Bob Dudley, Chief Executive Officer BP
WSJ Energy In-Depth
Trump Backs Protesters in Iran
People have taken to the streets in Iran since last week to protest their government and poor economic conditions. In response the Trump administration has threatened to impose fresh sanctions if Tehran forcefully cracks down on the demonstrations.
Iran’s President Hassan Rouhani, who has been a favorite of the country’s moderates has come under fire from the largest demonstrations to hit, major oil producer, Iran in almost a decade.
As president, Mr. Rouhani has sought to revive Iran’s fortunes. He spearheaded 2015’s nuclear deal which removed a large number of international sanctions that held back Iran’s economy in exchange for curbs on its disputed nuclear program.
But with inflation and unemployment still in double digits, Mr. Rouhani has come under fire despite his efforts.
U.S. President Donald Trump chimed in on Monday with a strong statement of support for the protesters. Police have arrested more than 350 people since the unrest began, according to Iranian media.
Iran, a member of the Organization of the Petroleum Exporting Countries, produces approx. 3.8 million barrels of crude oil a day, making it the cartel’s third-largest producer.
“It is feared that oil shipments could be hampered if the situation were to escalate further,” said analysts for Commerzbank in a recent note.
According to the Energy Information Administration U.S. petroleum imports fell 40,000 barrels a day in October to 9.66 million barrels a day, year on year. ”The lowest level since 2015,” said analysts for Barclays in a recent report.
Meanwhile, oil exports jumped 2.18 million barrels a day in the same time period to a record 7.16 million barrels a day.
Today: Canada moves ahead with plans to implement a carbon tax starting in 2018.
Wednesday: The U.S. Energy Information Administration releases its weekly petroleum status report.
Friday: Oil-services firm Baker Hughes Inc. releases its count of active drilling rigs, a bellwether for production in the U.S. oil industry.

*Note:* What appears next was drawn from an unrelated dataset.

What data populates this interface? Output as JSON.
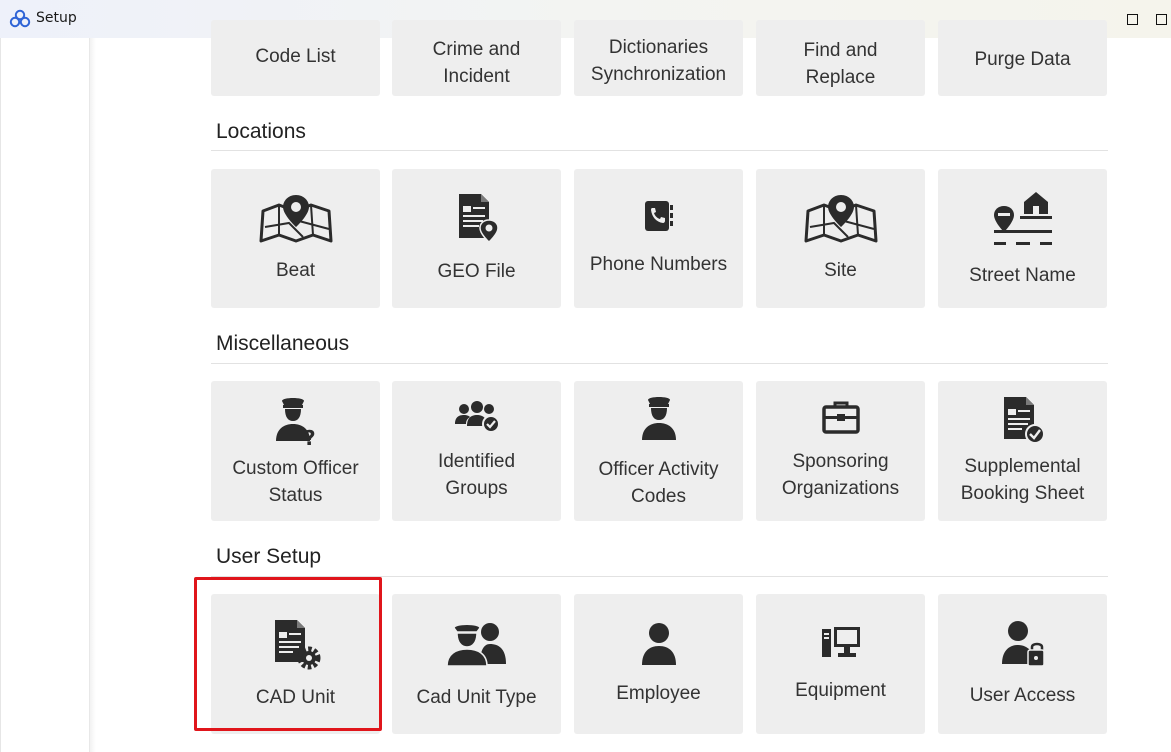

The Permian Basin has shattered its 1973 record to produce 815 million barrels of oil during 2017, or more than 2.23 million barrels a day, according to IHS Markit. The previous peak of 790 million barrels, or 2.16 million barrels a day, was set 44 years ago. “The magnitude of the rebound in Permian Basin liquids production is unprecedented,” said Reed Olmstead, director of energy research and analysis. The vast oil field in West Texas and New Mexico is projected to push total U.S. oil output to a new all-time high by the end of next year. “We see U.S. production exceeding 10.5 million barrels per day by the end of 2018,” reports WSJ’s Deputy Texas Bureau Chief Lynn Cook.
Oil prices are expected to keep rising in 2018 on the back of OPEC-led production cuts and a growing global economy. A survey of 15 investment banks by The Wall Street Journal estimates that Brent crude, the international oil-price gauge, will average $58 a barrel in 2018, up from an average of $54 in 2017. The banks expect West Texas Intermediate, the U.S. oil gauge, to average $54 a barrel in 2018, up from $51 in 2017, writes WSJ’s London-based correspondent Georgi Kantchev.
EDF Energy Services continues to revamp and expand in the North American power market. Following the recent shake-up of its Houston trading floor, the subsidiary of the French electricity conglomerate said it would buy TransCanada Power Marketing’s commercial contracts and assets in the northeast. TransCanada, the Canadian company behind the proposed Keystone XL oil pipeline and a vast network of gas delivery lines, has been trying to wind down its power marketing business in 2017. EDF is the world’s biggest electricity generator and has been actively pursuing deals to boost its U.S. footprint. The deal significantly increases EDF’s presence in North American power markets, particularly on the eastern seaboard where pipelines shortages and extreme weather can create big electricity and gas price spikes in volatile trading. The deal is expected to close during the first quarter of 2018, according to WSJ’s Deputy Texas Bureau Chief Lynn Cook